Update. Thanks to reader Amy Morie, here’s a groovin’ mp3 from Music to Grow Plants:

http://www.robertkelleyphd.com/MusicToGrowPlants.mp3

Yet another update. Reader Avi just found a link to the whole thing via a file share service here:

http://basementcurios.blogspot.com/2008/08/corelli-jacobs-music-to-grow-plants.html

Read the rest of the back cover here.

Italy Questions Neonicotinoid Pesticides, California Department of Food and Agriculture Loves Them

Can I report the CDFA as a pest?

Responding to concerns about the safety of nicotine based pesticides, such as imidacloprid, the Italian government, last year, banned them as a seed treatment. According to the Institute of Science in Society, Researchers with the National Institute of Beekeeping in Bologna, Italy discovered that “pollen obtained from seeds dressed with imidacloprid contains significant levels of the insecticide, and suggested that the polluted pollen was one of the main causes of honeybee colony collapse.”[1] Since the Italian government’s ban last year bee colonies have sprung back. In some regions no hives have been lost at all with the exception of citrus groves in Southern Italy where neonicotinoids were sprayed.[2]

Which brings me to the California Department of Food and Agriculture, whose love for the neonicotinoid pesticide imidacloprid I got to experience first hand. Last year our neighborhood was one of the first targeted by the CDFA for treatment in Los Angeles county after the appearance of the dreaded Asian Citrus Psyllid, a carrier of a fatal citrus disease called Huanglongbing (HLB)–see my early post about the psyllid and HLB. During a brief treatment period last fall CDFA agents and their contractors TruGreen attempted to spray every citrus tree with Bayer Crop Science’s version of imidacloprid, brand name Merit. During that spraying in my neighborhood CDFA agents and TruGreen:

1. Entered private property without warrants or permission.

2. Left misleading notices (click on image at right to enlarge) which failed to note that the treatment was voluntary.

3. Acted in an arrogant, condescending and rude manner. They also lied. When I declined treatment and noted that I was particularly concerned about the use of imidacloprid one agent offered what he called, “an alternative.” Upon further questioning he admitted that the “alternative” was a pellet version of imidacloprid–not an alternative at all, just the same insect neurotoxin in another form.

4. Ran out of pesticide.
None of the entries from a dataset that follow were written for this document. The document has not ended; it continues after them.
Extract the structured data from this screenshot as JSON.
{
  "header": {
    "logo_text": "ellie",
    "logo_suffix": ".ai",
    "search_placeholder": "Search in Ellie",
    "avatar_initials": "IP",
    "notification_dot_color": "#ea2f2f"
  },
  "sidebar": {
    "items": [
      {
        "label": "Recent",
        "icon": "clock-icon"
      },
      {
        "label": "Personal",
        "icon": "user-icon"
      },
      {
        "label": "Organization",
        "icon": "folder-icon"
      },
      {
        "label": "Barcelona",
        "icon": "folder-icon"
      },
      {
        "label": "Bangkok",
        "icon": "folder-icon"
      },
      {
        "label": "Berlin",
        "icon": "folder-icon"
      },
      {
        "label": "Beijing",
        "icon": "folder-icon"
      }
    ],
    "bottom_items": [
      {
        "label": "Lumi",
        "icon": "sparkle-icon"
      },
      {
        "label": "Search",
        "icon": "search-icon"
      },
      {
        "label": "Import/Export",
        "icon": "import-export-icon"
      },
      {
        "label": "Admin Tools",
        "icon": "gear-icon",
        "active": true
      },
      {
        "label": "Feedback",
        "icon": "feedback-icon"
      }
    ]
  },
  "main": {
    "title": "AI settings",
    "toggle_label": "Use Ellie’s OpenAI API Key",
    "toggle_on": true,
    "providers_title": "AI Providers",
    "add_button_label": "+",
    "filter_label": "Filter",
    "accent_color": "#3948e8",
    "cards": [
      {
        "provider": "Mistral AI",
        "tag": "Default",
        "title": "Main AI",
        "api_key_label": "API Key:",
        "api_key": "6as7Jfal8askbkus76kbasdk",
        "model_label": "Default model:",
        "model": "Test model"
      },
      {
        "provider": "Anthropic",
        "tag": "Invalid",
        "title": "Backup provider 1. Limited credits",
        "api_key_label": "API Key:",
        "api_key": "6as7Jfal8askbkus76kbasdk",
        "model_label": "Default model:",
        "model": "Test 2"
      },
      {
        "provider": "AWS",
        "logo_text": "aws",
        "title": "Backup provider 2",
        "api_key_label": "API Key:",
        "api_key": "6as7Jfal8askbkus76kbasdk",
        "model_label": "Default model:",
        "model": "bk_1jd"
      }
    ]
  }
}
There are so many citrus trees in our neighborhood that the CDFA ran out of their precious imidacloprid tablets. They never returned to finish the job leading me to conclude that the operation was a kind of pesticide theater, a way to both justify their funding and please their friends at Sunkist.

European beekeepers would like to see all neonicotinoids banned for good. I’d like to see the same here. While imidacloprid is probably not hazardous to humans, all the oranges in the world are not worth killing our pollinating insects. And fighting invasive species this way is a losing game. I believe that HLB is inevitable. It’s just like Pierce’s disease in grapes, which is now an unavoidable part of viticulture in Southern California.

To my neighbors: I suggest we organize. Let’s resist CDFA’s attempt to spray more imidacloprid should they come around again. I’ve created a form where you can leave your email address here. I promise not to share the email addresses you provide or to send out spam. The list I create will only be used in the event we need to organize as concerned citizens. Hopefully I’ll never have to send out an email. But let’s not let CDFA treat us in a rude or condescending manner again. The next time CDFA pays a visit they may come with warrants and be even more surly. I’d love it if we had a crowd to greet them.